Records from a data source
◆ ◆ ◆

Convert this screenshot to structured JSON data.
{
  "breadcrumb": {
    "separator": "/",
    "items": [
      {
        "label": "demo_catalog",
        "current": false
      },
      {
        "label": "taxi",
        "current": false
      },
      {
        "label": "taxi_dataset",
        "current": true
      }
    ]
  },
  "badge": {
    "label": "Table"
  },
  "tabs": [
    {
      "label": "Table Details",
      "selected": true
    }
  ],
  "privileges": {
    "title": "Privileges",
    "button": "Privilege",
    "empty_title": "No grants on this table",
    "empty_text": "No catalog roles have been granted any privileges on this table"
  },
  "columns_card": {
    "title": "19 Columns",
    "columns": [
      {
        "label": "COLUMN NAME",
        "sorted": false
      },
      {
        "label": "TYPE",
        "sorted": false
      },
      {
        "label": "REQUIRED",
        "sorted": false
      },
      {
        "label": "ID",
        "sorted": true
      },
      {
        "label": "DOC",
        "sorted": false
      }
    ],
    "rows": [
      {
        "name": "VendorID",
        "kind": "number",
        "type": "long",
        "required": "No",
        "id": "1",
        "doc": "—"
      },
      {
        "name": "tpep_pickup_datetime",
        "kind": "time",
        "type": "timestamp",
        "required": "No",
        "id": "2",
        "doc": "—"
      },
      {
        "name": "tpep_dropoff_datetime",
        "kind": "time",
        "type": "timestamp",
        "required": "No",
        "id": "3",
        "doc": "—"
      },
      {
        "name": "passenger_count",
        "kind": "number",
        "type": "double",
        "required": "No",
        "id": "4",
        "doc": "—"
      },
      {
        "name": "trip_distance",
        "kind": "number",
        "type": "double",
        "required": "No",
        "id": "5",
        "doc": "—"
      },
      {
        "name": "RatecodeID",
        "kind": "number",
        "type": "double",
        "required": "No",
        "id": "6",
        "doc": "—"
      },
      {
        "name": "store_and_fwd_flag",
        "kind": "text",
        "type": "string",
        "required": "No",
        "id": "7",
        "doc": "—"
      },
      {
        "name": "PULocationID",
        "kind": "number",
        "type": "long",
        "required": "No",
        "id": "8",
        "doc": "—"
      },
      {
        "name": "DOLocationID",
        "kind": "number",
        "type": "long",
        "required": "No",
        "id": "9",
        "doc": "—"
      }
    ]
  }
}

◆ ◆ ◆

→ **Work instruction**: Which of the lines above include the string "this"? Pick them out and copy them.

→ **Answer box**:
Convert this screenshot to structured JSON data.
    "empty_title": "No grants on this table",
    "empty_text": "No catalog roles have been granted any privileges on this table"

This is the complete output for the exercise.